• [ACTIVITY]:
Keep every line in which "query" occurs and drop the rest of the data.
Top of RAW DATA
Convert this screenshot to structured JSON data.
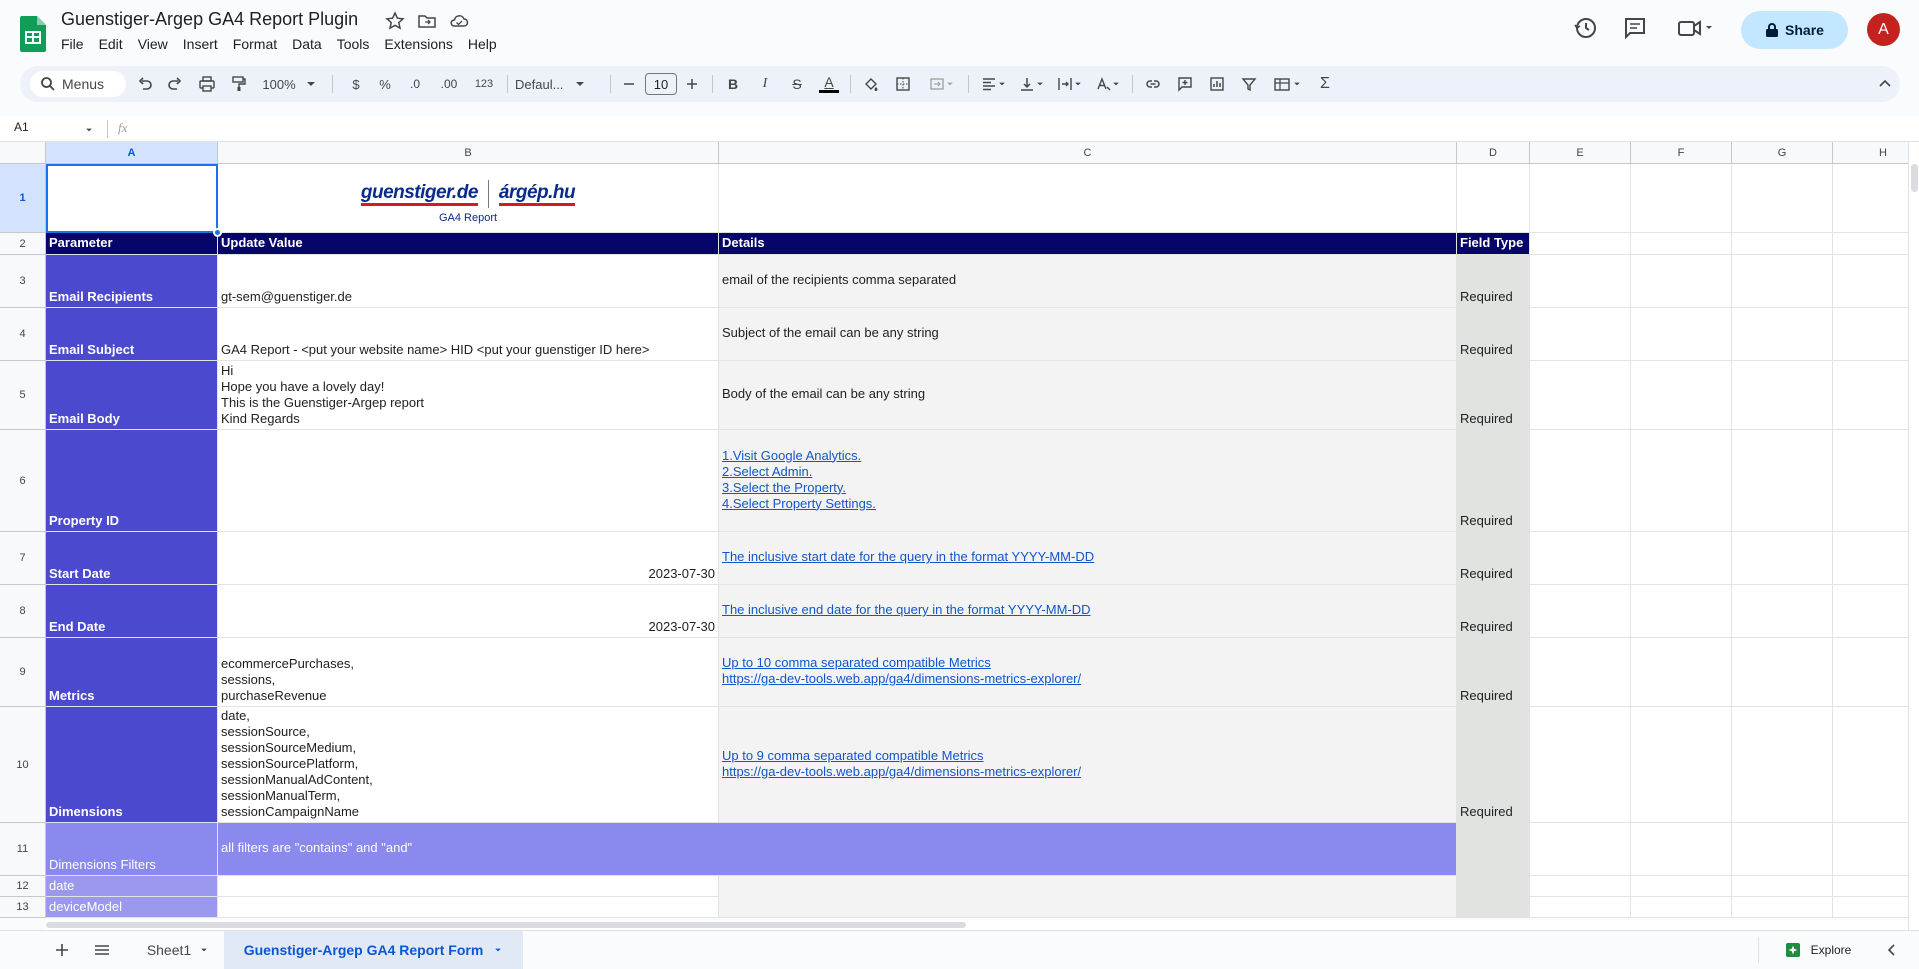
{
  "app": {
    "title": "Guenstiger-Argep GA4 Report Plugin",
    "menus": [
      "File",
      "Edit",
      "View",
      "Insert",
      "Format",
      "Data",
      "Tools",
      "Extensions",
      "Help"
    ],
    "share_label": "Share",
    "avatar_letter": "A"
  },
  "toolbar": {
    "search_label": "Menus",
    "zoom": "100%",
    "currency": "$",
    "percent": "%",
    "decrease_decimal": ".0",
    "increase_decimal": ".00",
    "number_format": "123",
    "font_name": "Defaul...",
    "font_size": "10",
    "bold": "B",
    "italic": "I",
    "strike": "S",
    "text_color": "A",
    "sum": "Σ"
  },
  "formula_bar": {
    "cell_ref": "A1",
    "fx": "fx"
  },
  "columns": [
    "A",
    "B",
    "C",
    "D",
    "E",
    "F",
    "G",
    "H"
  ],
  "header_image": {
    "brand_left": "guenstiger.de",
    "brand_right": "árgép.hu",
    "subtitle": "GA4 Report"
  },
  "table_header": {
    "a": "Parameter",
    "b": "Update Value",
    "c": "Details",
    "d": "Field Type"
  },
  "rows": [
    {
      "num": "3",
      "a": "Email Recipients",
      "b": [
        "gt-sem@guenstiger.de"
      ],
      "c": [
        "email of the recipients comma separated"
      ],
      "c_link": false,
      "d": "Required"
    },
    {
      "num": "4",
      "a": "Email Subject",
      "b": [
        "GA4 Report - <put your website name> HID <put your guenstiger ID here>"
      ],
      "c": [
        "Subject of the email can be any string"
      ],
      "c_link": false,
      "d": "Required"
    },
    {
      "num": "5",
      "a": "Email Body",
      "b": [
        "Hi",
        "Hope you have a lovely day!",
        "This is the Guenstiger-Argep report",
        "Kind Regards"
      ],
      "c": [
        "Body of the email can be any string"
      ],
      "c_link": false,
      "d": "Required"
    },
    {
      "num": "6",
      "a": "Property ID",
      "b": [],
      "c": [
        "1.Visit Google Analytics.",
        "2.Select Admin.",
        "3.Select the Property.",
        "4.Select Property Settings."
      ],
      "c_link": true,
      "d": "Required"
    },
    {
      "num": "7",
      "a": "Start Date",
      "b": [
        "2023-07-30"
      ],
      "b_right": true,
      "c": [
        "The inclusive start date for the query in the format YYYY-MM-DD"
      ],
      "c_link": true,
      "d": "Required"
    },
    {
      "num": "8",
      "a": "End Date",
      "b": [
        "2023-07-30"
      ],
      "b_right": true,
      "c": [
        "The inclusive end date for the query in the format YYYY-MM-DD"
      ],
      "c_link": true,
      "d": "Required"
    },
    {
      "num": "9",
      "a": "Metrics",
      "b": [
        "ecommercePurchases,",
        "sessions,",
        "purchaseRevenue"
      ],
      "c": [
        "Up to 10 comma separated compatible Metrics",
        "https://ga-dev-tools.web.app/ga4/dimensions-metrics-explorer/"
      ],
      "c_link": true,
      "d": "Required"
    },
    {
      "num": "10",
      "a": "Dimensions",
      "b": [
        "date,",
        "sessionSource,",
        "sessionSourceMedium,",
        "sessionSourcePlatform,",
        "sessionManualAdContent,",
        "sessionManualTerm,",
        "sessionCampaignName"
      ],
      "c": [
        "Up to 9 comma separated compatible Metrics",
        "https://ga-dev-tools.web.app/ga4/dimensions-metrics-explorer/"
      ],
      "c_link": true,
      "d": "Required"
    }
  ],
  "row11": {
    "num": "11",
    "a": "Dimensions Filters",
    "b": "all filters are \"contains\" and \"and\""
  },
  "row12": {
    "num": "12",
    "a": "date"
  },
  "row13": {
    "num": "13",
    "a": "deviceModel"
  },
  "row_nums": {
    "r1": "1",
    "r2": "2"
  },
  "sheets": {
    "sheet1": "Sheet1",
    "active": "Guenstiger-Argep GA4 Report Form",
    "explore": "Explore"
  },
  "colors": {
    "param_col": "#4b4ace",
    "header_row": "#06066a",
    "filter_row": "#8a89ee",
    "link": "#1155cc"
  }
}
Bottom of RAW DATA
• [ANSWER]:
        "The inclusive start date for the query in the format YYYY-MM-DD"
        "The inclusive end date for the query in the format YYYY-MM-DD"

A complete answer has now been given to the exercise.